HeritageDaily has reached a new milestone today with this posting being our 3000th article, so we thought we’d have a change from all those muddy trowels, fossils, mega-fauna and hominid species to look back on our own history in celebration.
Despite perceptions, there isn’t a massive editorial team here, we have no office, we don’t even have a vending machine kicking out caffeine fuelled drinks and high end sugar snacks! The honest truth, is that HeritageDaily is just me *waves* working from one battered old laptop with a missing “E” key in my spare time.
Often I run the platform from the dining room table or a greasy spoon in Chiswick that serves a gorgeous egg, bacon and sausage bap! (With brown sauce if you must know)
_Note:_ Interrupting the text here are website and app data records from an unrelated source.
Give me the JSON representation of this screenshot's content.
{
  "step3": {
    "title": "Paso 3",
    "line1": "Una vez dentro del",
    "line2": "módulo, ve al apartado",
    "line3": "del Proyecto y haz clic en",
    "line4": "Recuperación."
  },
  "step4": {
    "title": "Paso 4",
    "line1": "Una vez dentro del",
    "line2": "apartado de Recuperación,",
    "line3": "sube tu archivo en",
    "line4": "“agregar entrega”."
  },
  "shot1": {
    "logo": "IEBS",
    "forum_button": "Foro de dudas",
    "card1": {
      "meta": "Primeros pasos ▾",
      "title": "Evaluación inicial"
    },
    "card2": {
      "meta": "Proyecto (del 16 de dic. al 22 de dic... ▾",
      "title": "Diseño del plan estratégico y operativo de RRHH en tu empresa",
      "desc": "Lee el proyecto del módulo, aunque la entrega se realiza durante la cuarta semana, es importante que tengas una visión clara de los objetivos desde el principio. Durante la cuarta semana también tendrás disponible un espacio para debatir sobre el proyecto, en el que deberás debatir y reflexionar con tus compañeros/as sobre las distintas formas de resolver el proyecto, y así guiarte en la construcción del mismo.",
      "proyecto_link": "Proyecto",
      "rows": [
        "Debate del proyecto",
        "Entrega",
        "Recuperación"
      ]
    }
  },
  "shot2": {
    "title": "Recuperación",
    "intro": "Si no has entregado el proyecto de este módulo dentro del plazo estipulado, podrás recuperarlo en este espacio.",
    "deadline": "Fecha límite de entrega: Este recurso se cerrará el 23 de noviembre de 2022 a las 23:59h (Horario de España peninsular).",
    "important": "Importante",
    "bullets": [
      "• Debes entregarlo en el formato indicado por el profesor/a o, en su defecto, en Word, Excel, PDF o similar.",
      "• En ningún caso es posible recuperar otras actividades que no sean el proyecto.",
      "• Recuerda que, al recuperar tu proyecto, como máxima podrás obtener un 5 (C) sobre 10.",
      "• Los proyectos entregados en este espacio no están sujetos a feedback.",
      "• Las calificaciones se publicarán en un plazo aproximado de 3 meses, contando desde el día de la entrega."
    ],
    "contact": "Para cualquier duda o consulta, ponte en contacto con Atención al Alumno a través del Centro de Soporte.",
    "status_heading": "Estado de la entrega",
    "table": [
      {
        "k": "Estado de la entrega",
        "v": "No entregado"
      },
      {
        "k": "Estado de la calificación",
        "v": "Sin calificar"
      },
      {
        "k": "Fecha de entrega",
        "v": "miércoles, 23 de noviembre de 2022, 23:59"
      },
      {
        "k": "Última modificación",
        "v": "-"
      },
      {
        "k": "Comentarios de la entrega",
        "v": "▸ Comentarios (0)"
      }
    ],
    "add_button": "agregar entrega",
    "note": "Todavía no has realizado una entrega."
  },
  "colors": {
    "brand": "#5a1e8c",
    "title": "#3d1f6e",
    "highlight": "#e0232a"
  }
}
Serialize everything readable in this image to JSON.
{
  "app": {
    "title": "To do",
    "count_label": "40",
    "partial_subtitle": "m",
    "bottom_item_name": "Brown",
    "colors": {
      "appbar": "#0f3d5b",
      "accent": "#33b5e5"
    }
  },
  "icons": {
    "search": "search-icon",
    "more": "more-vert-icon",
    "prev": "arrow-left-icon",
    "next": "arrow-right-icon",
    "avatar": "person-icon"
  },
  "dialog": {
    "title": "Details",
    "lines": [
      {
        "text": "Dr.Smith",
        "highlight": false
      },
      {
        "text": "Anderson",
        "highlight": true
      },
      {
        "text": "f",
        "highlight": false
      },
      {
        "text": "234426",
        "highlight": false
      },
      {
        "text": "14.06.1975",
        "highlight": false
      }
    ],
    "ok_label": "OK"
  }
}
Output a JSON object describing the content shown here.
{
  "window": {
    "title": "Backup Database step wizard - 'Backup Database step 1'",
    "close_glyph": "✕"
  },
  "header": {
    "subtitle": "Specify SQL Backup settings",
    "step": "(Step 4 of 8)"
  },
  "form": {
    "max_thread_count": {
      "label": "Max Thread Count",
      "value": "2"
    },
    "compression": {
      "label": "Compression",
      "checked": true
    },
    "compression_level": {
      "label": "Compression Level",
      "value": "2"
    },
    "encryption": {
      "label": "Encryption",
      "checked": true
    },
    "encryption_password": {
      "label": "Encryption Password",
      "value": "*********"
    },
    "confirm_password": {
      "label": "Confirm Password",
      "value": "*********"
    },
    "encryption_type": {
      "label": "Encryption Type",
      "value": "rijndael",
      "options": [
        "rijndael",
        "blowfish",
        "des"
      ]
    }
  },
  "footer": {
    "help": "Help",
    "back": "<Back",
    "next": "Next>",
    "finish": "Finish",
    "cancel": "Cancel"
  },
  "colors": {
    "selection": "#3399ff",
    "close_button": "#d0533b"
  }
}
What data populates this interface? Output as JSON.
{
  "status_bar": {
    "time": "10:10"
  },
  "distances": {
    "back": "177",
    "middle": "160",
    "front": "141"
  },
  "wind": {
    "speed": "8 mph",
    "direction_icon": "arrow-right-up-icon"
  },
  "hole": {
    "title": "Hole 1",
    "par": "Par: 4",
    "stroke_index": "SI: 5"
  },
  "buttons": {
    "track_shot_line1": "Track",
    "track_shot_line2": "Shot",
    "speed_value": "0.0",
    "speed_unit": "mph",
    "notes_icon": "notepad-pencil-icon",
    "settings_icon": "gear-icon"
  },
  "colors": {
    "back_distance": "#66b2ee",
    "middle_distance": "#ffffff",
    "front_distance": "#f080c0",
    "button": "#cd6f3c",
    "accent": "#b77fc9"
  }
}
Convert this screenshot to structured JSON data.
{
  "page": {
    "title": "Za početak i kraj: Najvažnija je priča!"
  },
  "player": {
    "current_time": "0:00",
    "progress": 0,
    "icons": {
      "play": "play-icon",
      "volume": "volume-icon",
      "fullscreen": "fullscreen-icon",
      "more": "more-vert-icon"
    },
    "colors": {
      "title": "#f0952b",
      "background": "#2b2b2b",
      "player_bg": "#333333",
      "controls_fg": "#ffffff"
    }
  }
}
I often chuckle, when the inbox contains requests from Universities for student placements in our “office”, TV & radio asking for our opinion on political matters, or the enquiries from professional journalists asking for our rates in commissioning them along with other publications they write for such as National Geographic and the HuffPost.
Chronology of the websites many incarnations:
I launched HeritageDaily back on the 19/03/2011 as a small blog containing press releases or articles written by myself, friends and colleagues within the archaeology profession. Gradually it gained momentum and a loyal following that remains to this day.
Like many of you, I studied archaeology at University, in addition to doing a Bsc in Computer Science. I discovered early on that archaeology was a highly competitive profession with limited opportunities in terms of career progression and advancement. That being said, my direction in life took me towards the digital world in tech and web.
My way of keeping the foot in the archaeology door was to publish my own magazine, keeping myself and others informed on the latest discoveries and research across the globe with the type of online publication I would enjoy reading.
At times its been hard to maintain, running a large editorial platform alongside my main job (working full time in the tech sector) can truly test your commitment through the sacrifices you make in your social life, time and the money to cover expensive hosting and running costs without any major financial reward.
But despite all that, the pleasure I get from seeing such an energised social community (125K on facebook) behind HeritageDaily and the hundreds of thousands of visitors a month to the website makes it truly a gift to manage.. something i’ll never see as a burden.
So here’s a great big thanks to all the readers, contributors and family who have helped this fledgling blog, become a recognised brand and publisher in the heritage sector.